How to Keep Your Sanity as a Freelancer by Kristin Price
Sep 11 2013
What’s the #1 issue that will hold you back from launching your awesome voice over career? Time management. Well, you can manage to do better.
Whether your delay is for valid reasons (your current job got super-busy, or an unexpected family event), or whether it’s just from procrastination, excuses, a subconscious fear, whatever — without time management, putting your new career on the back burner can k**l it before you even get started.
And even if that’s not your #1 issue, it’s important to understand. Because time management is also the #1 issue that will drive you crazy once you have that awesome voice over career.
Your voice over clients will ask if you can complete a lengthy project by tomorrow, clients in other time zones wonder why you aren’t answering their e-mails immediately (not realizing it’s 3 a.m. your time), home-studio editing can take three times as long as you estimated. And you’ll still have conflicting demands on your time, like going to the gym, or your kid’s recital, or a rush job that you planned on being an all-nighter.
This isn’t to say you should avoid a voice over career. It is to say that running your voice over business will require a certain level of time management skills.
Learn these skills, and you, your clients, your family, everyone will be happier.

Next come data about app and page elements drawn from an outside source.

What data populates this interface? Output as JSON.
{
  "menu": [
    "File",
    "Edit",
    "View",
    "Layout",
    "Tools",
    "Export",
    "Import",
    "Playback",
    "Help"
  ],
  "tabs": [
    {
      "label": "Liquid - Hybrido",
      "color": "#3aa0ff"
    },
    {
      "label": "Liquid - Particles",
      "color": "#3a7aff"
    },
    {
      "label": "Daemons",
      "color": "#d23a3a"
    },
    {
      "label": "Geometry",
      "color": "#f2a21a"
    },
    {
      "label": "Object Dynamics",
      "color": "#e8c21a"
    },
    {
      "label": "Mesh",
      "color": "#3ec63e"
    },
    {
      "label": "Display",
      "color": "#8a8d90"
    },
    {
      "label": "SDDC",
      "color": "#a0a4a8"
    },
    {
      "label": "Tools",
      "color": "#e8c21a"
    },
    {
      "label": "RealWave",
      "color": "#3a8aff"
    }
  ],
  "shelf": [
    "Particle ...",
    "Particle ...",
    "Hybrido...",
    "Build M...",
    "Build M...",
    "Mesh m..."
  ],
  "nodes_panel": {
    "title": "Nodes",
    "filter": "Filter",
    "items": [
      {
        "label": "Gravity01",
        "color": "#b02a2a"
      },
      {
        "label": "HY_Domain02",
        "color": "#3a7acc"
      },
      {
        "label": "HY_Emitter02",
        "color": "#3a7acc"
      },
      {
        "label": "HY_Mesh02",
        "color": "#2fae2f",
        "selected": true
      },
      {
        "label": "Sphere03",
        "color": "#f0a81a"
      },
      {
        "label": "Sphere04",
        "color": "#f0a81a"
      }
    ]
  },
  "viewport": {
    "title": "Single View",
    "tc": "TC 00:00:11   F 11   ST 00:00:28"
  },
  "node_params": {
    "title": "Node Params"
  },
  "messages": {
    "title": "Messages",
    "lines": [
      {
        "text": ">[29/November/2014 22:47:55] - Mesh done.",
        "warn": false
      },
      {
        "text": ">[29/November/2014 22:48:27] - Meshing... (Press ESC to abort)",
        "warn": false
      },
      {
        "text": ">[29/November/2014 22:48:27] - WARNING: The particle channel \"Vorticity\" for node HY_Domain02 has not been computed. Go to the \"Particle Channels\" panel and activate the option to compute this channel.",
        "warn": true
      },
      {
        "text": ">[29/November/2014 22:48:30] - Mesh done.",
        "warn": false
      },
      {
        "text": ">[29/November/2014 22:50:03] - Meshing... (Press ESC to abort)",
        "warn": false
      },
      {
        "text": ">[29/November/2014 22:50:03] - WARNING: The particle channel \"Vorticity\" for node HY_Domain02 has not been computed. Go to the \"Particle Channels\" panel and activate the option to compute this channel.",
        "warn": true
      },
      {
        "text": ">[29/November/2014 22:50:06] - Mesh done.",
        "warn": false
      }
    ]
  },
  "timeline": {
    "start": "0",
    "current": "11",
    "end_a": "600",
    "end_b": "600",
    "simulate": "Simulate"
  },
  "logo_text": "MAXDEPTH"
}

Part 1: Keeping your start-up plan on track
When you’re starting out as a voice talent, the job may not seem “real” yet. Yes, you’ve worked hard and made your demo, but you haven’t yet made money. Meanwhile, it’s the busy season at your office. THAT job is real – it gives you a paycheck, has regular hours, and you know exactly what you’re expected to do. It also leaves you exhausted, and you’re almost too bushed even to help with dinner and chores before bed. The time you had planned to devote to vocal practice or sending out auditions gets put off yet another day.
When this happens (and it is very normal!), the key is to find a way to make VO feel just as important as anything else.
Take a look at your schedule.
If carving out enough time is just not possible, break your tasks into smaller chunks. Hey, you can do tongue twisters and vocal exercises in the shower! Or while exercising. Spend just 15 minutes after breakfast practicing a new script. Then spend 15 minutes of your lunch break looking up production studios and researching potential contacts. Spend another 15 minutes in the evening, sending a cover letter and demo to one of the contacts you found at lunch or practicing another script. (And if setting up your home studio takes up too much of that 15-minute practice time, then talk into your phone or a digital recorder, so that you can still get the benefit of listening back to your takes.)
Throughout the day, focus on anything you hear on the radio or TV, and spend a moment analyzing the choices the voice actor made. On the weekend, see if you can set aside a solid hour to practice using your home studio equipment, and send some more auditions.
The important thing is to do it. Writing a to-do list often helps. At the very least, write it in your calendar, so it doesn’t get shuffled away and forgotten!
Once you get accustomed to weaving practice and marketing tasks into your routine, the whole business will start to feel more “real.” It will become easier and easier to keep it up, kind of like going to the gym. And – much like going to the gym – as you start to see results, you’ll look forward to that time, instead of it feeling like a stressful, unfulfiling chore.
To break your reading time into smaller bits, we’ve made this article a two-parter. Part 2 will appear next week.
For more information about coaching with Kristin Price or any other Edge Studio instructor, please click here or call our office at 888-321-3343.